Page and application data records
>>>>

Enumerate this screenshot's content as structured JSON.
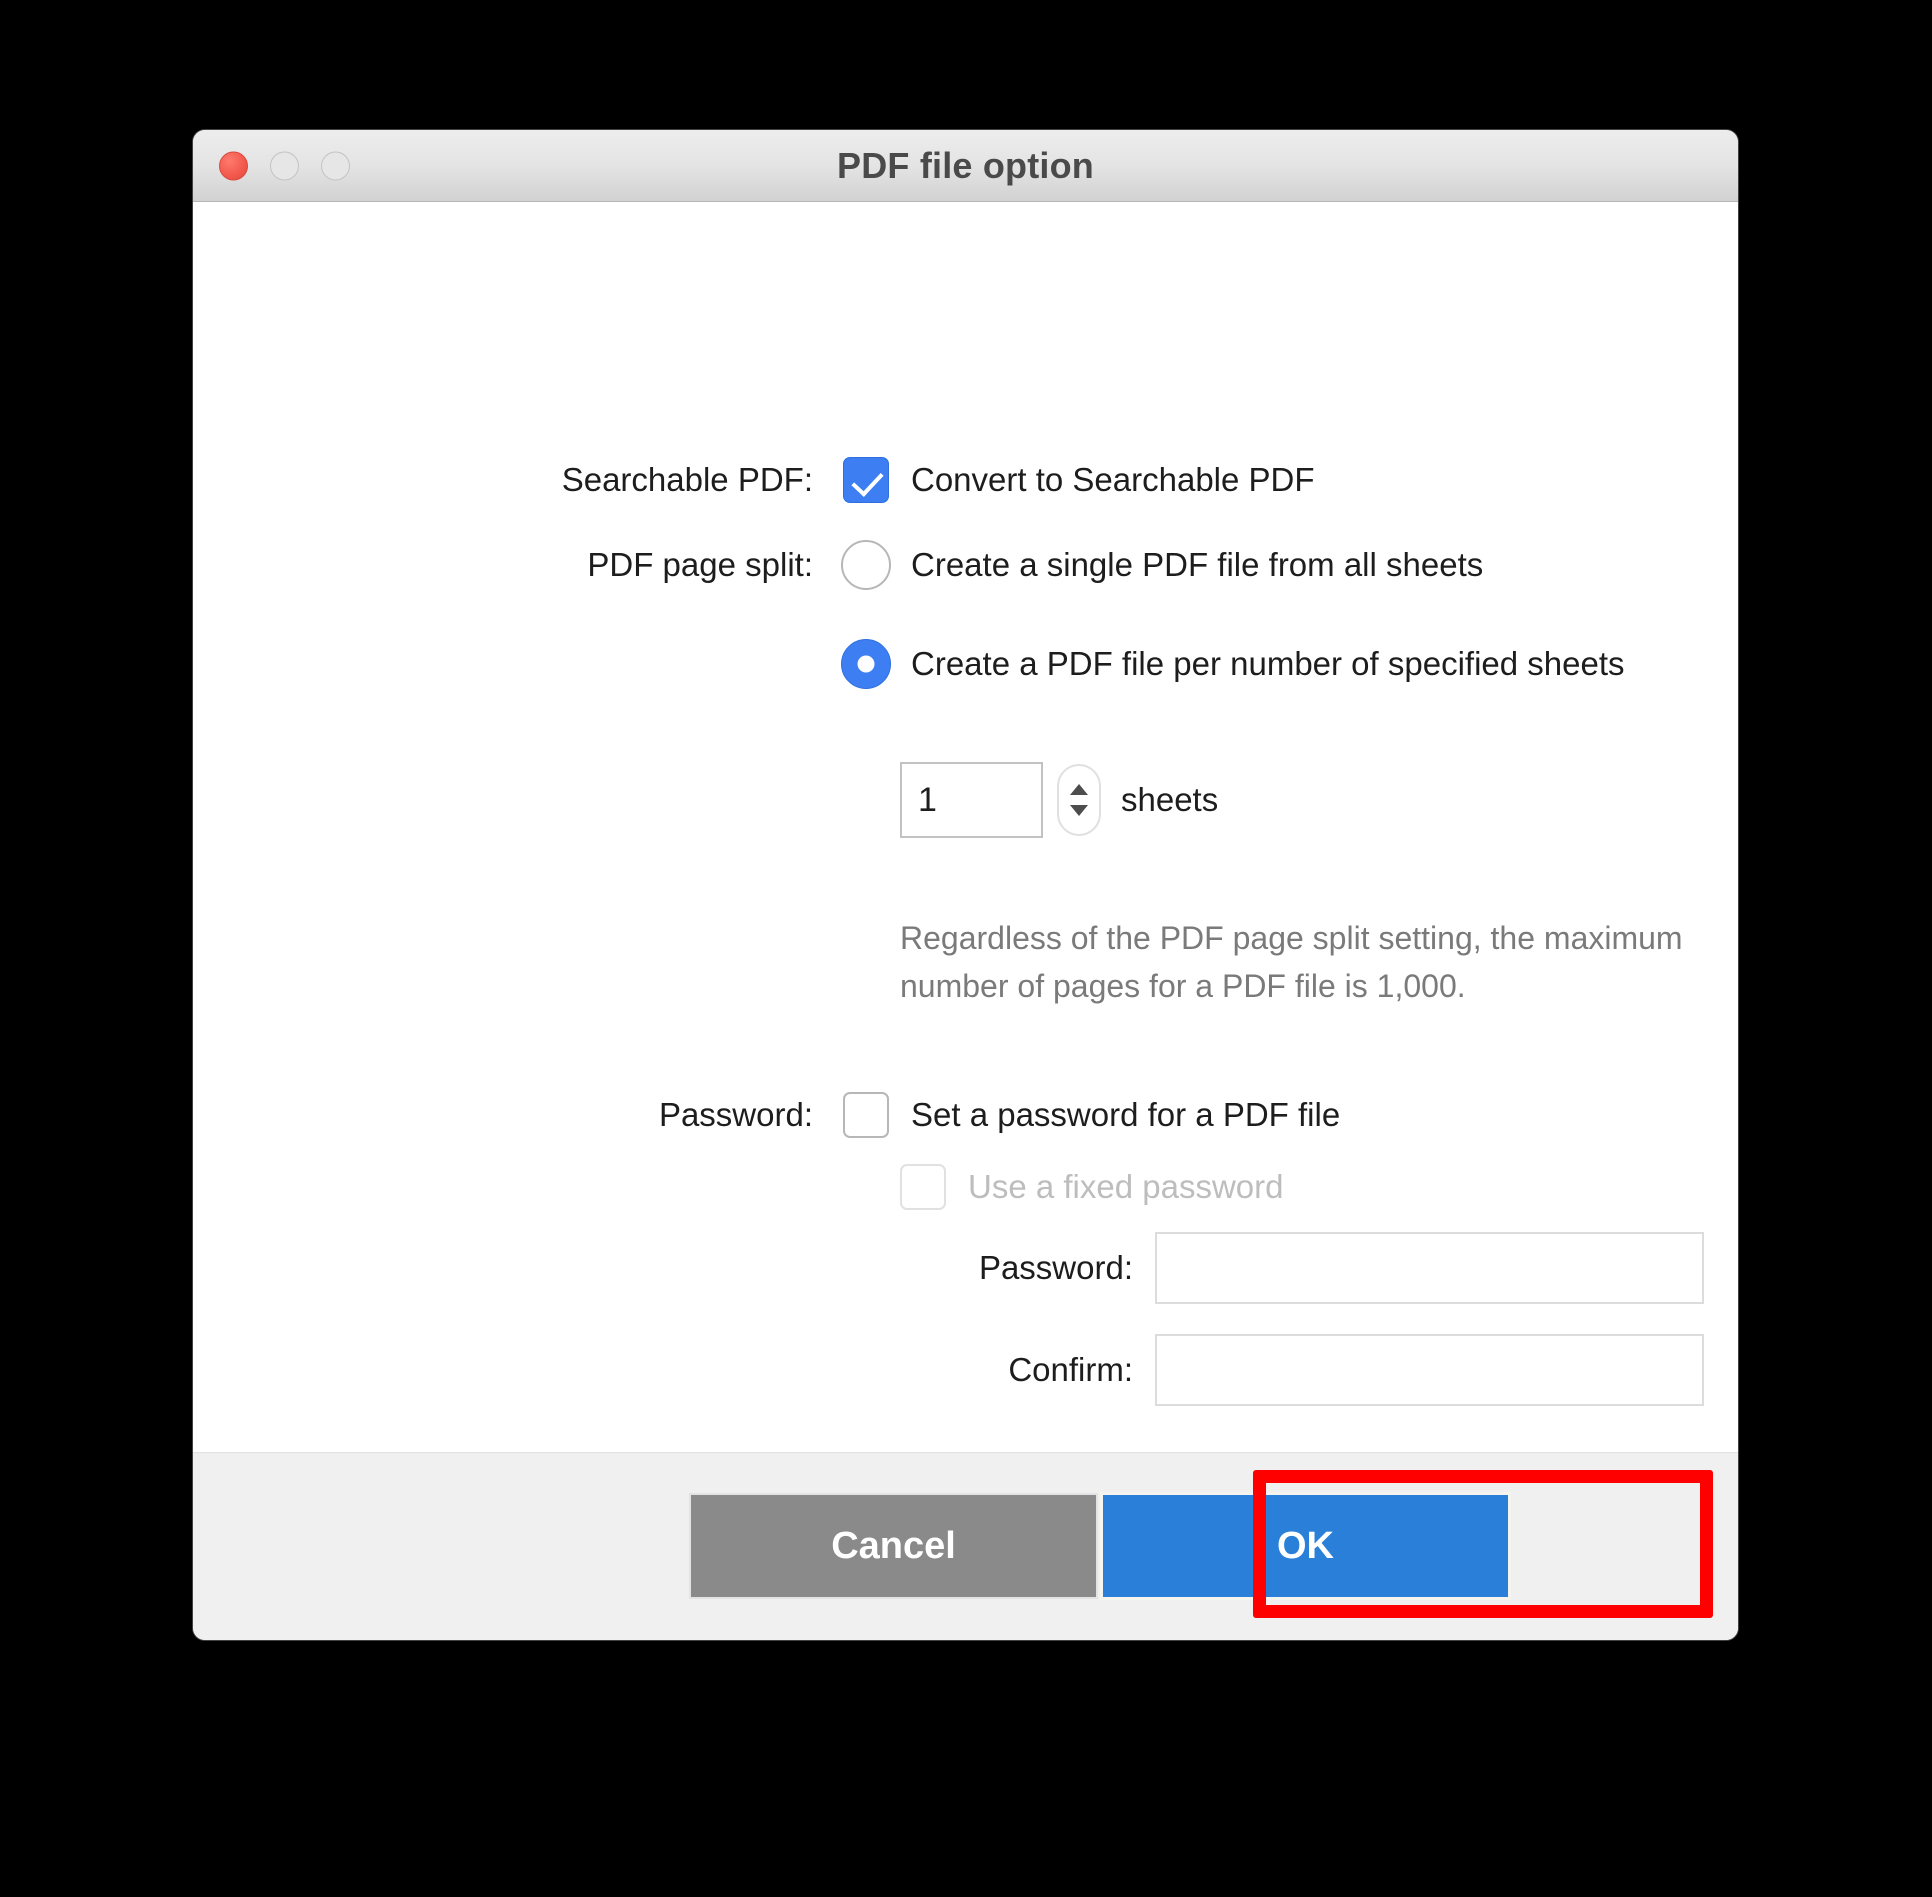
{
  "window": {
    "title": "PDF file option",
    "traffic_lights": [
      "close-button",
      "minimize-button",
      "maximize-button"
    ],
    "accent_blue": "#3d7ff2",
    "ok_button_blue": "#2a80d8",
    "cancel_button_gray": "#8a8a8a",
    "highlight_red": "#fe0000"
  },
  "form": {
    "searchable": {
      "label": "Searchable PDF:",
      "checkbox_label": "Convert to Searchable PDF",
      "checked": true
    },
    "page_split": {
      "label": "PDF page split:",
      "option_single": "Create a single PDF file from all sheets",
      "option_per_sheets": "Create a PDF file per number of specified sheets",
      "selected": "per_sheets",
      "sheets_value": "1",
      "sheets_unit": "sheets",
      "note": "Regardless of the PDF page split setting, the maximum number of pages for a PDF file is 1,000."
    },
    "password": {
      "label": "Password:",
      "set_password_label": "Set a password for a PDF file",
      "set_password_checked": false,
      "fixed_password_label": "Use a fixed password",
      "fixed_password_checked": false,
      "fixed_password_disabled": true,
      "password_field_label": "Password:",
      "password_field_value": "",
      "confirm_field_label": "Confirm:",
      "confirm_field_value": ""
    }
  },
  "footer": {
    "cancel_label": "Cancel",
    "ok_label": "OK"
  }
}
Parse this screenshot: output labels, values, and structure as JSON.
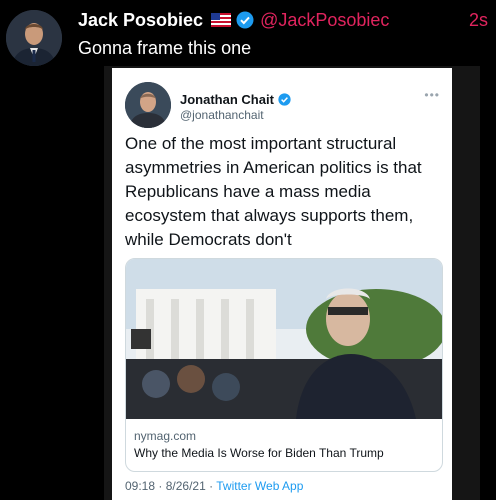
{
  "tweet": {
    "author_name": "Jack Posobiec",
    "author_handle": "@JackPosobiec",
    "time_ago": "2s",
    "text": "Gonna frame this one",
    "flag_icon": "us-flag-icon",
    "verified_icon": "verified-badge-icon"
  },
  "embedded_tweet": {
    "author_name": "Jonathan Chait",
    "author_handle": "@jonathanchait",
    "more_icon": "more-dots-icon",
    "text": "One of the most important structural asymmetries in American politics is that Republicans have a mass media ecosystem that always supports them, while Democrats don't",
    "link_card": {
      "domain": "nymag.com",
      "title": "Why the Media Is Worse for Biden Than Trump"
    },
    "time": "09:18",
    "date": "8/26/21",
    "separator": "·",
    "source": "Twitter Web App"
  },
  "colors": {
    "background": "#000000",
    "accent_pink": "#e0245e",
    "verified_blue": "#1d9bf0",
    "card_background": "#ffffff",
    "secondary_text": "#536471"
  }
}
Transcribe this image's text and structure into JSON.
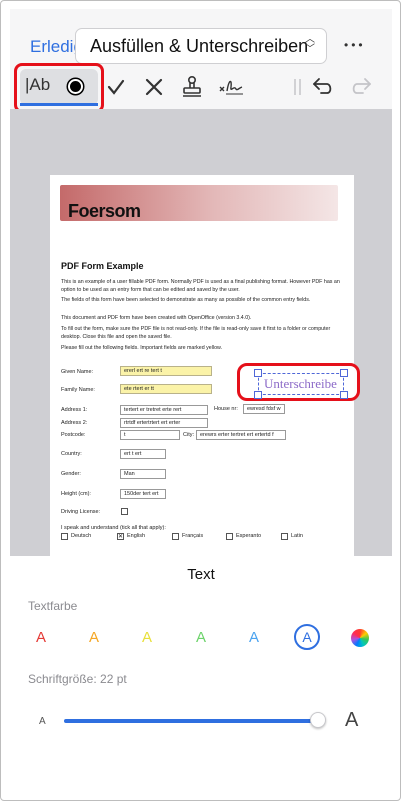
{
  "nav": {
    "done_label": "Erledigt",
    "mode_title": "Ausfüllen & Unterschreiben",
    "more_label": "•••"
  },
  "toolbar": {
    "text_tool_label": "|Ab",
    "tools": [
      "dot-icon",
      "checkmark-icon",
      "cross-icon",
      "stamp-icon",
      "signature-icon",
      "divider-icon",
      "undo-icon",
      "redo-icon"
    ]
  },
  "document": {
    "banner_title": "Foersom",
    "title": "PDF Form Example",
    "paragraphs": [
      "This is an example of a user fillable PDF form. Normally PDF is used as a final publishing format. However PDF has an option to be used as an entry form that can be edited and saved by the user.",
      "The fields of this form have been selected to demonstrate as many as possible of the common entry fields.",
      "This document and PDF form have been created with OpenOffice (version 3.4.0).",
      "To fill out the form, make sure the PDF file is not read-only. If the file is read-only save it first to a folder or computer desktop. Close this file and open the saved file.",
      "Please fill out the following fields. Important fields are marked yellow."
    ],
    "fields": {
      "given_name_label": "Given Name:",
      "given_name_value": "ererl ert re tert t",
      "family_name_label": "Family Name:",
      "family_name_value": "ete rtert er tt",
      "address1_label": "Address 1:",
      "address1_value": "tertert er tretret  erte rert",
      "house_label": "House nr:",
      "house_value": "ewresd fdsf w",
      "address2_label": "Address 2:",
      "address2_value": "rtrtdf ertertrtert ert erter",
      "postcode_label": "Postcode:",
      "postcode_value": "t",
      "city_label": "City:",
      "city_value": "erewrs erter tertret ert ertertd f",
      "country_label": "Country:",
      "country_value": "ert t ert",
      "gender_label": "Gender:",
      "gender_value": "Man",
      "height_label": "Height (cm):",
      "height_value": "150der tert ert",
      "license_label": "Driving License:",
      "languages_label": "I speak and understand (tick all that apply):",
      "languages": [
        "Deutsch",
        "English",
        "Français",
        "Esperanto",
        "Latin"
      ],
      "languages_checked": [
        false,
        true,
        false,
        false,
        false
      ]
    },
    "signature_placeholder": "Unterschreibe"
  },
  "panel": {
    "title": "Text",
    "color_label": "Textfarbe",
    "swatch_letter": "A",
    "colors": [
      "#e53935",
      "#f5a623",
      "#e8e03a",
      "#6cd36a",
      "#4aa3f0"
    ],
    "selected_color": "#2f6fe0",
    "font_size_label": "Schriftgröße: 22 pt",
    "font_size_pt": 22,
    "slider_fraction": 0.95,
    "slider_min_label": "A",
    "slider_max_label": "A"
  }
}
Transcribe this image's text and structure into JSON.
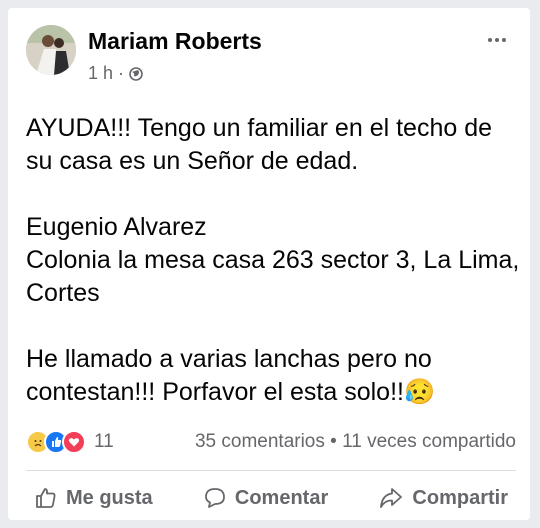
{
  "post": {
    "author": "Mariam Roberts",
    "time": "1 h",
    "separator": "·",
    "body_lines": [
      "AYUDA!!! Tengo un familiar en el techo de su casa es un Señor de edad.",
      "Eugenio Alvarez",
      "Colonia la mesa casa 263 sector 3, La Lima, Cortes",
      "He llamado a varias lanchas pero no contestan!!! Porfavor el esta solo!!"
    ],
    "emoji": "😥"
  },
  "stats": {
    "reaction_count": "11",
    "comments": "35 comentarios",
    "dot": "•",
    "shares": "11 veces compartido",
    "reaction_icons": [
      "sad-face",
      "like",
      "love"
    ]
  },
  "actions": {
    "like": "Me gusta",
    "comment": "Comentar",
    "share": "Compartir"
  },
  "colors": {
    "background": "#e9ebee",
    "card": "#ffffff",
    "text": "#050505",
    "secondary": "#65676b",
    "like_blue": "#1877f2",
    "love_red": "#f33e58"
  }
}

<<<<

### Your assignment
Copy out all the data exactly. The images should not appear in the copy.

### Final answer
Enumerate this screenshot's content as structured JSON.
{
  "window": {
    "title": "PDF file option",
    "traffic_lights": [
      "close-button",
      "minimize-button",
      "maximize-button"
    ],
    "accent_blue": "#3d7ff2",
    "ok_button_blue": "#2a80d8",
    "cancel_button_gray": "#8a8a8a",
    "highlight_red": "#fe0000"
  },
  "form": {
    "searchable": {
      "label": "Searchable PDF:",
      "checkbox_label": "Convert to Searchable PDF",
      "checked": true
    },
    "page_split": {
      "label": "PDF page split:",
      "option_single": "Create a single PDF file from all sheets",
      "option_per_sheets": "Create a PDF file per number of specified sheets",
      "selected": "per_sheets",
      "sheets_value": "1",
      "sheets_unit": "sheets",
      "note": "Regardless of the PDF page split setting, the maximum number of pages for a PDF file is 1,000."
    },
    "password": {
      "label": "Password:",
      "set_password_label": "Set a password for a PDF file",
      "set_password_checked": false,
      "fixed_password_label": "Use a fixed password",
      "fixed_password_checked": false,
      "fixed_password_disabled": true,
      "password_field_label": "Password:",
      "password_field_value": "",
      "confirm_field_label": "Confirm:",
      "confirm_field_value": ""
    }
  },
  "footer": {
    "cancel_label": "Cancel",
    "ok_label": "OK"
  }
}
Parse this screenshot: output labels, values, and structure as JSON.
{
  "tweet": {
    "author_name": "Jack Posobiec",
    "author_handle": "@JackPosobiec",
    "time_ago": "2s",
    "text": "Gonna frame this one",
    "flag_icon": "us-flag-icon",
    "verified_icon": "verified-badge-icon"
  },
  "embedded_tweet": {
    "author_name": "Jonathan Chait",
    "author_handle": "@jonathanchait",
    "more_icon": "more-dots-icon",
    "text": "One of the most important structural asymmetries in American politics is that Republicans have a mass media ecosystem that always supports them, while Democrats don't",
    "link_card": {
      "domain": "nymag.com",
      "title": "Why the Media Is Worse for Biden Than Trump"
    },
    "time": "09:18",
    "date": "8/26/21",
    "separator": "·",
    "source": "Twitter Web App"
  },
  "colors": {
    "background": "#000000",
    "accent_pink": "#e0245e",
    "verified_blue": "#1d9bf0",
    "card_background": "#ffffff",
    "secondary_text": "#536471"
  }
}
Transcribe this image's text and structure into JSON.
{
  "nav": {
    "done_label": "Erledigt",
    "mode_title": "Ausfüllen & Unterschreiben",
    "more_label": "•••"
  },
  "toolbar": {
    "text_tool_label": "|Ab",
    "tools": [
      "dot-icon",
      "checkmark-icon",
      "cross-icon",
      "stamp-icon",
      "signature-icon",
      "divider-icon",
      "undo-icon",
      "redo-icon"
    ]
  },
  "document": {
    "banner_title": "Foersom",
    "title": "PDF Form Example",
    "paragraphs": [
      "This is an example of a user fillable PDF form. Normally PDF is used as a final publishing format. However PDF has an option to be used as an entry form that can be edited and saved by the user.",
      "The fields of this form have been selected to demonstrate as many as possible of the common entry fields.",
      "This document and PDF form have been created with OpenOffice (version 3.4.0).",
      "To fill out the form, make sure the PDF file is not read-only. If the file is read-only save it first to a folder or computer desktop. Close this file and open the saved file.",
      "Please fill out the following fields. Important fields are marked yellow."
    ],
    "fields": {
      "given_name_label": "Given Name:",
      "given_name_value": "ererl ert re tert t",
      "family_name_label": "Family Name:",
      "family_name_value": "ete rtert er tt",
      "address1_label": "Address 1:",
      "address1_value": "tertert er tretret  erte rert",
      "house_label": "House nr:",
      "house_value": "ewresd fdsf w",
      "address2_label": "Address 2:",
      "address2_value": "rtrtdf ertertrtert ert erter",
      "postcode_label": "Postcode:",
      "postcode_value": "t",
      "city_label": "City:",
      "city_value": "erewrs erter tertret ert ertertd f",
      "country_label": "Country:",
      "country_value": "ert t ert",
      "gender_label": "Gender:",
      "gender_value": "Man",
      "height_label": "Height (cm):",
      "height_value": "150der tert ert",
      "license_label": "Driving License:",
      "languages_label": "I speak and understand (tick all that apply):",
      "languages": [
        "Deutsch",
        "English",
        "Français",
        "Esperanto",
        "Latin"
      ],
      "languages_checked": [
        false,
        true,
        false,
        false,
        false
      ]
    },
    "signature_placeholder": "Unterschreibe"
  },
  "panel": {
    "title": "Text",
    "color_label": "Textfarbe",
    "swatch_letter": "A",
    "colors": [
      "#e53935",
      "#f5a623",
      "#e8e03a",
      "#6cd36a",
      "#4aa3f0"
    ],
    "selected_color": "#2f6fe0",
    "font_size_label": "Schriftgröße: 22 pt",
    "font_size_pt": 22,
    "slider_fraction": 0.95,
    "slider_min_label": "A",
    "slider_max_label": "A"
  }
}
Transcribe this image's text and structure into JSON.
{
  "post": {
    "author": "Mariam Roberts",
    "time": "1 h",
    "separator": "·",
    "body_lines": [
      "AYUDA!!! Tengo un familiar en el techo de su casa es un Señor de edad.",
      "Eugenio Alvarez",
      "Colonia la mesa casa 263 sector 3, La Lima, Cortes",
      "He llamado a varias lanchas pero no contestan!!! Porfavor el esta solo!!"
    ],
    "emoji": "😥"
  },
  "stats": {
    "reaction_count": "11",
    "comments": "35 comentarios",
    "dot": "•",
    "shares": "11 veces compartido",
    "reaction_icons": [
      "sad-face",
      "like",
      "love"
    ]
  },
  "actions": {
    "like": "Me gusta",
    "comment": "Comentar",
    "share": "Compartir"
  },
  "colors": {
    "background": "#e9ebee",
    "card": "#ffffff",
    "text": "#050505",
    "secondary": "#65676b",
    "like_blue": "#1877f2",
    "love_red": "#f33e58"
  }
}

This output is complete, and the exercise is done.